In the field of emergency protection, contributions to dose estimates and risk assessment in radiological emergencies are being planned. BfS will also contribute to the public understanding of radiation-related risks in various subject areas and support the WHO in the development of appropriate communication strategies. These include studies on the psychosocial effects of nuclear and other radiological emergencies.
Many years of experience in emergency protection and risk communication
BfS, which was founded in response to the reactor accident in Chernobyl, has long-standing experience in emergency protection. In an emergency it is vital to make comprehensive analysis and forecasts of the radiological situation without delay. This includes, among others, individual estimates of radiation exposure to the general public caused by the emergency, e.g. also using special biological methods (biodosimetry). BfS will contribute their experiences and findings on emergency protection to the joint work via the WHO network REMPAN (Radiation Emergency Medical Preparedness and Assistance Network).

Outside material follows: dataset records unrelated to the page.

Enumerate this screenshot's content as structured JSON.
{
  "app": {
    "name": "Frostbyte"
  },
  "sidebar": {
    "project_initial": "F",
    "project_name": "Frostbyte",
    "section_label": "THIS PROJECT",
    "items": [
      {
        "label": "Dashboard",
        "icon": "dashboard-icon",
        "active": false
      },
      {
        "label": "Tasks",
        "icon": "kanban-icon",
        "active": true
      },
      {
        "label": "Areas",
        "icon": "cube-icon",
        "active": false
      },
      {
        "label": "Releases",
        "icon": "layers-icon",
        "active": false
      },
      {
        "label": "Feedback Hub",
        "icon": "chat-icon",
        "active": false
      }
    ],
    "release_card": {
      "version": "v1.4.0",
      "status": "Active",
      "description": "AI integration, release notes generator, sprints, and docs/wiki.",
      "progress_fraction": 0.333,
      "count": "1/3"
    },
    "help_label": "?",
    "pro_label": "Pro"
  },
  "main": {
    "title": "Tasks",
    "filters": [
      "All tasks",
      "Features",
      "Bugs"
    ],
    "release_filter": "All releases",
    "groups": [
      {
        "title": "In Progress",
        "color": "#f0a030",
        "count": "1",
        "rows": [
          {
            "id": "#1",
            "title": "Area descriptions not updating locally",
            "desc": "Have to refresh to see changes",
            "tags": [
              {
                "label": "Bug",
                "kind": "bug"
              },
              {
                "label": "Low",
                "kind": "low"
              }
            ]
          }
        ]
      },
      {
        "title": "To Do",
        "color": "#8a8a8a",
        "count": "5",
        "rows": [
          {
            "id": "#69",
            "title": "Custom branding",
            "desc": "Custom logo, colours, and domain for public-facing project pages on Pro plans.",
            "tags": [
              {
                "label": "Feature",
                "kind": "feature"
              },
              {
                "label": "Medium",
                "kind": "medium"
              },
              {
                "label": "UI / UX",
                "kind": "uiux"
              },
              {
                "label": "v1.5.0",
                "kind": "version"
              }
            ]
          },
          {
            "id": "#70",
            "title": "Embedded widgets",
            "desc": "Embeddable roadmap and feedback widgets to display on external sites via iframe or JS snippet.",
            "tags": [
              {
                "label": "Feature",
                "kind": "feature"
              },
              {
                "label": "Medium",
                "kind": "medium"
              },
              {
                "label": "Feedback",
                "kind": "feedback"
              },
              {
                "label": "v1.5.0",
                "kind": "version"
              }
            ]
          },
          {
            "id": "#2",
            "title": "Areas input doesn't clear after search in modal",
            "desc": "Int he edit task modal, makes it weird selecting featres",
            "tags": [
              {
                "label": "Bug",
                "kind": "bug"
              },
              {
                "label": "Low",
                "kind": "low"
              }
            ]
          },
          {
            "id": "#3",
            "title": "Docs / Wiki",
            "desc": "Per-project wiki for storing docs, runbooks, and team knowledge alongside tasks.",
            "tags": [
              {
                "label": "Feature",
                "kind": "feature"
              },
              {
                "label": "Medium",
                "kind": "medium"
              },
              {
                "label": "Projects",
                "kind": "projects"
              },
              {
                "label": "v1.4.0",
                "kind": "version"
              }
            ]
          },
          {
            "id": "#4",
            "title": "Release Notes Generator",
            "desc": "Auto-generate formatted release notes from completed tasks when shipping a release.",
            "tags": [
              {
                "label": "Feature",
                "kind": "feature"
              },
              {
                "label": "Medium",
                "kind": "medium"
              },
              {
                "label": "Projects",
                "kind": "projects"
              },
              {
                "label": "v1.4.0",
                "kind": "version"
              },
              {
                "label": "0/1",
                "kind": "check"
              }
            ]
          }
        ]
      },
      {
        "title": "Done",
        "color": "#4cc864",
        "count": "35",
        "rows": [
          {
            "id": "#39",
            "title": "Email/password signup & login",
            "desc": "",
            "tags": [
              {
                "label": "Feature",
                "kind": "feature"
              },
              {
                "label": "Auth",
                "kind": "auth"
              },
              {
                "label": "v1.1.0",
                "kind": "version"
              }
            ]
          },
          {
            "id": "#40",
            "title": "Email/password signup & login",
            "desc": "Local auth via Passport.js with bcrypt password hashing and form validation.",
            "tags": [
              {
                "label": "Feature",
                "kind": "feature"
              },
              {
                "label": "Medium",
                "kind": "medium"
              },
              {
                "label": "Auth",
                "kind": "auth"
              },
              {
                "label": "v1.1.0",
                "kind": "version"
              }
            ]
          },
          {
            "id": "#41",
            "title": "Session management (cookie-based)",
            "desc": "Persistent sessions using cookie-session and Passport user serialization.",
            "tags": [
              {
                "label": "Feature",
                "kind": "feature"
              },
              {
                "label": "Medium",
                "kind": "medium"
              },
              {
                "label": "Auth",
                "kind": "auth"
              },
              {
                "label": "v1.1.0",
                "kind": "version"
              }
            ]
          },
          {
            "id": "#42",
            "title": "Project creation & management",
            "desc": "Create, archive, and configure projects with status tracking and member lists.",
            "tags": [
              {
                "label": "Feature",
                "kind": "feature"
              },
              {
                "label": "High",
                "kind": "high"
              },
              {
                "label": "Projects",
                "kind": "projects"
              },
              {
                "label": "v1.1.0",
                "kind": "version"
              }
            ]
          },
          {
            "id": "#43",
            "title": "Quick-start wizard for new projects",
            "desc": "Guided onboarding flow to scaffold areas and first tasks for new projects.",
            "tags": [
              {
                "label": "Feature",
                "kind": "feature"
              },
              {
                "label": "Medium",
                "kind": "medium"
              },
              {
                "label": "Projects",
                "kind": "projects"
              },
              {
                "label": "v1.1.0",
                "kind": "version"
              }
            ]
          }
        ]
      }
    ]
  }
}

BfS also has broad knowledge in risk communication. This is crucial when research findings in the areas of risk perception and radiation protection behaviour in the population are to be translated into comprehensible information and well-founded recommendations for the population. The RENEB network initiated by BfS can provide a realistic assessment of the possible dose received by means of retrospective personal dose estimates. In a nuclear emergency there is also a need to alleviate psychological stress consequences. These might occur particularly as a result of evacuation, fear of social exclusion or health impacts.
BfS supports WHO in eight research and work areas
WHO Collaborating Centres are research institutions or institutes appointed by the director general to serve as part of an international WHO collaboration network on health issues. BfS as "WHO Collaborating Centre for Ionising and Non-Ionising Radiation and Health" now supports WHO in a total of eight research and work areas dealing with the identification and assessment of radiation risks, risk communication and the development of international safety standards and technical guidelines:
- Radiation risks in the low-dose range
- Ermegency protection
- Electric magnetic and electromagnetic fields
- Optical radiation
- Radiation exposure in medicine
- Development and implementation of standards and guidelines
- Risk communicationhe
Currently there are 23 Collaboration Centres in the field of ionising and non-ionising radiation worldwide, of which two are in Germany there. The centres' collaboration with WHO is also intended to promote the exchange between the individual institutions.
State of 2018.03.19